Let’s Look at Some DataI II III IVx y x y x y x y10 8.04 10 9.14 10 7.46 8 6.588 6.95 8 8.14 8 6.77 8 5.7613 7.58 13 8.74 13 12.74 8 7.719 8.81 9 8.77 9 7.11 8 8.8411 8.33 11 9.26 11 7.81 8 8.4714 9.96 14 8.1 14 8.84 8 7.046 7.24 6 6.13 6 6.08 8 5.254 4.26 4 3.1 4 5.39 19 12.512 10.84 12 9.13 12 8.15 8 5.567 4.82 7 7.26 7 6.42 8 7.915 5.68 5 4.74 5 5.73 8 6.89

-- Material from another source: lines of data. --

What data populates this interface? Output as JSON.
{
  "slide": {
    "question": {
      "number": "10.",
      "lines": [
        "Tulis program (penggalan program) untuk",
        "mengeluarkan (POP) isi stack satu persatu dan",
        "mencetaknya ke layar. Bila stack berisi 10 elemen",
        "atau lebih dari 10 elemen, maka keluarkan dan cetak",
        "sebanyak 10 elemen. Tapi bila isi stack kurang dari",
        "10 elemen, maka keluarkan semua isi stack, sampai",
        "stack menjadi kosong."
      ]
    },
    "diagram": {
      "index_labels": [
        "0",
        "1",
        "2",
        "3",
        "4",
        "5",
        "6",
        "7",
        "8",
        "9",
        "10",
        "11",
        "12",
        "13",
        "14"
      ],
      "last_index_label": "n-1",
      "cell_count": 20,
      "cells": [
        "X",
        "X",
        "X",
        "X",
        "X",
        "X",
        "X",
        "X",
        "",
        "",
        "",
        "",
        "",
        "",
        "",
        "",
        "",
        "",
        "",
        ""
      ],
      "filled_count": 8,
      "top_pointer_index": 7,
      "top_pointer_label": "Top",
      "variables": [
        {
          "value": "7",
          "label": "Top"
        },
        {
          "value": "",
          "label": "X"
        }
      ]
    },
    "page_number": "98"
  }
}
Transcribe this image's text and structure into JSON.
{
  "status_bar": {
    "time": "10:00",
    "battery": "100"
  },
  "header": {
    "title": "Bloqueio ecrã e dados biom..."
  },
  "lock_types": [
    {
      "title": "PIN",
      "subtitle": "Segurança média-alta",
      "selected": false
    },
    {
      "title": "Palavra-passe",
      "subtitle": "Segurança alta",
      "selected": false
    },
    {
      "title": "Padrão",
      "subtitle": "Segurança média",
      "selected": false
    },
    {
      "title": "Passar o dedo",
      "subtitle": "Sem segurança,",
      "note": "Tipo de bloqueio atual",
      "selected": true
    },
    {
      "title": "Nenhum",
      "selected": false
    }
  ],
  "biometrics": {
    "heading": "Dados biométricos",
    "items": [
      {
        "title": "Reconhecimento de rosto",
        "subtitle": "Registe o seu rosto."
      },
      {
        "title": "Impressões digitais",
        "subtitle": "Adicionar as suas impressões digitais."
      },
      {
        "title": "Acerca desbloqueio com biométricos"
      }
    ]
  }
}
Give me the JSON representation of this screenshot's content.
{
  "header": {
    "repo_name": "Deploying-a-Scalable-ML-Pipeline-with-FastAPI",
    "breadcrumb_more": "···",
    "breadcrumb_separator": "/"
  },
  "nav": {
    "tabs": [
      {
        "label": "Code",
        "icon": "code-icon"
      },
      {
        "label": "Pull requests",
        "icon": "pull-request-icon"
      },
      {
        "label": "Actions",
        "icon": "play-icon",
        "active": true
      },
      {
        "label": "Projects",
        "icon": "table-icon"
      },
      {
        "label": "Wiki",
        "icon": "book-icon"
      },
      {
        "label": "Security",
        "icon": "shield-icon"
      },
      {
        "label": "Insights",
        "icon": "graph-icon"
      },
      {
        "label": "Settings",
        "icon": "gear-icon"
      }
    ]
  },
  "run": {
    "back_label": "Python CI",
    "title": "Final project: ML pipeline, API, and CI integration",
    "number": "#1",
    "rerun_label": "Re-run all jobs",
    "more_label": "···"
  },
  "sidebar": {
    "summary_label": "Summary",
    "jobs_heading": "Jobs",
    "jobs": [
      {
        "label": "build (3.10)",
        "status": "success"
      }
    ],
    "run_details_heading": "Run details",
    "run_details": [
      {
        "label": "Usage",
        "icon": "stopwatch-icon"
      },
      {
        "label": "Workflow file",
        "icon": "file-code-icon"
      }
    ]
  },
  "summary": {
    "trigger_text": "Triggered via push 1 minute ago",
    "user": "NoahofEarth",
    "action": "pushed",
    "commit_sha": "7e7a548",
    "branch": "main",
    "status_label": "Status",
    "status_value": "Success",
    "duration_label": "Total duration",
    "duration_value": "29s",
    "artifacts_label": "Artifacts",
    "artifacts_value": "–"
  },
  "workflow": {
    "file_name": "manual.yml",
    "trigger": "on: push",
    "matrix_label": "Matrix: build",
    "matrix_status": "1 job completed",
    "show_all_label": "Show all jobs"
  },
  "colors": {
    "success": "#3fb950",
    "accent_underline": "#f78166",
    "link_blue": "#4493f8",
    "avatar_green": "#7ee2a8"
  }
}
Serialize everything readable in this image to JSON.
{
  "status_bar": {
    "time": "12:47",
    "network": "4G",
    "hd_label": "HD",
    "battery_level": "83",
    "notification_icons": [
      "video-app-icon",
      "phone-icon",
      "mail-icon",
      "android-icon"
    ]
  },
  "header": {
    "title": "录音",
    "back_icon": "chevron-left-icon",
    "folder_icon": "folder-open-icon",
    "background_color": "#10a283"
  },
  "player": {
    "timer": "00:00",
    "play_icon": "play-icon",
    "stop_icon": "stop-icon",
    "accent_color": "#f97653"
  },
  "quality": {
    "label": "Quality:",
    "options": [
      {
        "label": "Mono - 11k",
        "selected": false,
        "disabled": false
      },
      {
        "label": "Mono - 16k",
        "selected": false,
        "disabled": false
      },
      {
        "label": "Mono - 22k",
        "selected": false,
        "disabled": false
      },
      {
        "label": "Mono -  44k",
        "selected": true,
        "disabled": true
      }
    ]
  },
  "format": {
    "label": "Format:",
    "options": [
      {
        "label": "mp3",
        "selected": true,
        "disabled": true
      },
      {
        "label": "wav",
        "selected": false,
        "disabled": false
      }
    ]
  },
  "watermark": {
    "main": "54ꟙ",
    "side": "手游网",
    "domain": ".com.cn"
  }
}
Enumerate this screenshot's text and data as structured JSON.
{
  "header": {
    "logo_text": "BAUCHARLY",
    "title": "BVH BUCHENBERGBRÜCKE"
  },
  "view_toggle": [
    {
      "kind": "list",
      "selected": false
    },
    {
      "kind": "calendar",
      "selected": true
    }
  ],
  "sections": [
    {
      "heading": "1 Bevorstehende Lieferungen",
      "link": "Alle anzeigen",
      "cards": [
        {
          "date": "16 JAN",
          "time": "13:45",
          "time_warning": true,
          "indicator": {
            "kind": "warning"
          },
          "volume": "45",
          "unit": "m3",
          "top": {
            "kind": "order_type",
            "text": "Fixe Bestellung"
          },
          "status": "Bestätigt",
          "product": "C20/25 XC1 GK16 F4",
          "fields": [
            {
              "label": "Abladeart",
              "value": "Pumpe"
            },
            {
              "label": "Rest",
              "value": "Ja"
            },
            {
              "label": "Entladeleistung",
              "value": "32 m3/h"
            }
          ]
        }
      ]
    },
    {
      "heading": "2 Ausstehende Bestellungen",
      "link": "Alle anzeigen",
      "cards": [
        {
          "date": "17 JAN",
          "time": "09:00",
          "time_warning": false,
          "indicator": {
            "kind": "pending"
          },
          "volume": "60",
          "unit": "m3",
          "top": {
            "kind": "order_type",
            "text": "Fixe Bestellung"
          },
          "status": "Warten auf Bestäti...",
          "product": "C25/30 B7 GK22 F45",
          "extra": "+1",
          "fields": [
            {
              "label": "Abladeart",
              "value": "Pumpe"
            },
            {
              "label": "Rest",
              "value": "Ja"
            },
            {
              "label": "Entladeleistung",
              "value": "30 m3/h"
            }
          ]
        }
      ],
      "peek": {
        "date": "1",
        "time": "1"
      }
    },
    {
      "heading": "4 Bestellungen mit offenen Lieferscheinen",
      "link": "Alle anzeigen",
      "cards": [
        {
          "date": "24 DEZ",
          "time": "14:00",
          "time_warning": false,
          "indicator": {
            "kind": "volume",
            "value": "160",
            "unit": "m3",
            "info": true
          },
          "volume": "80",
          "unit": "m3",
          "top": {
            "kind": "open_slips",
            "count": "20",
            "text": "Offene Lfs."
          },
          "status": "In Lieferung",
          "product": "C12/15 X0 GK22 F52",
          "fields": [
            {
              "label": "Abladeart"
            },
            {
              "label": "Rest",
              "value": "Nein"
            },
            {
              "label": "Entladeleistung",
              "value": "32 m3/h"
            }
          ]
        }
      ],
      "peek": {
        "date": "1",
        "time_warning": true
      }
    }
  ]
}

I II III IVx y x y x y x y10 8.04 10 9.14 10 7.46 8 6.588 6.95 8 8.14 8 6.77 8 5.7613 7.58 13 8.74 13 12.74 8 7.719 8.81 9 8.77 9 7.11 8 8.8411 8.33 11 9.26 11 7.81 8 8.4714 9.96 14 8.1 14 8.84 8 7.046 7.24 6 6.13 6 6.08 8 5.254 4.26 4 3.1 4 5.39 19 12.512 10.84 12 9.13 12 8.15 8 5.567 4.82 7 7.26 7 6.42 8 7.915 5.68 5 4.74 5 5.73 8 6.89Let’s Look at Some DataProperty ValueMean of x in each case 9 (exact)Variance of x in each case 11 (exact)Mean of y in each case 7.50 (to 2 decimal places)Variance of y in each case 4.122 or 4.127 (to 3 decimal places)Correlation between x andy in each case0.816 (to 3 decimal places)Linear regression line ineach casey = 3.00 + 0.500x (to 2 and 3decimal places, respectively)
Let’s Look at Some Data … Visually“Anscombe’s Quartet”Source: Wikipedia